Among my Christmas presents were a couple of miniature bottles of whisky, which are far better than normal-sized bottles of whisky because they don’t make it possible for you to exceed your recommended weekly alcohol limit, even if you drink them both at the same time.
Well, unless you also visit a pub or two, which I’ve always thought is unavoidable over the festive (or as I call it, the spending) season. It’s a legacy from the days when companies liked to reward their workers by giving them a bit of slack – including longer lunch hours and maybe office drinks on Christmas or New Year’s Eve – to better celebrate the birth of Jesus.
Now the culture of the unrepentant Scrooge has taken over, helped by the business-school vision of maximising returns for the owners, which is obviously bad news for everybody else.
I’m semi-retired and so only half-know what’s going on in the world of work, but I understand from several people that staff are being made to work all days and all hours that are not official holidays even if there is nothing whatever for them to do, so on the Friday squeezed between Boxing Day and the weekend, when productivity traditionally sinks to Eritrean levels, many wage slaves trudged into work for no better reason than to demonstrate that they were delivering shareholder value.
A kingpin of the new working world is the zero-hours contract, which emerged from nowhere and with no discussion and has now converted hundreds of thousands of Britons into little more than casual workers – and I know many people like this sort of flexibility, but not, generally, those who want a predictable income with sick-pay and holiday-pay to give their children a chance in the world.
I got diverted.
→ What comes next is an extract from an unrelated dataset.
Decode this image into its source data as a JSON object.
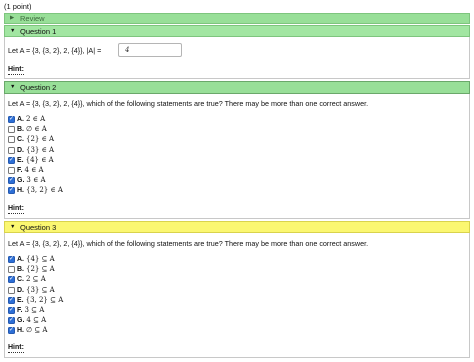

What I wanted to write about was an extremely puzzling thing said by a lively young barmaid during a pre-Christmas pub visit (I wasn’t crawling, I was visiting, like Santa Claus or the Angel Gabriel).
A customer had been in a fret over whether to buy a pint or a half, but decided, as people tend to do over Christmas, that it had to be a pint on the grounds that he had very big hands and they wouldn’t have looked comfortable holding a half-pint glass. The barmaid took this as a cue to ask him whether he had ever held a miniature whisky bottle in his hand while imagining himself to be a giant. The customer, understandably I think, said ‘Er, not really’ and she replied ‘Well, you’ve not lived then’.
So at the Christmas morning present-opening ceremony I grasped a miniature whisky and tried to stomp around in a King Kong manner but it didn’t work at all. Either I’ve got too old and unimaginative for that sort of thing or the idea was based on a false premise, because to really turn yourself into a giant, you would have to scale down many things other than the whisky bottles – your settee and fireplace, for example.
Still, if you’ve got today off and you find a miniature alcohol bottle among your festive leftovers, it might be worth attempting to recreate the giant delusion as a New Year challenge. Good luck.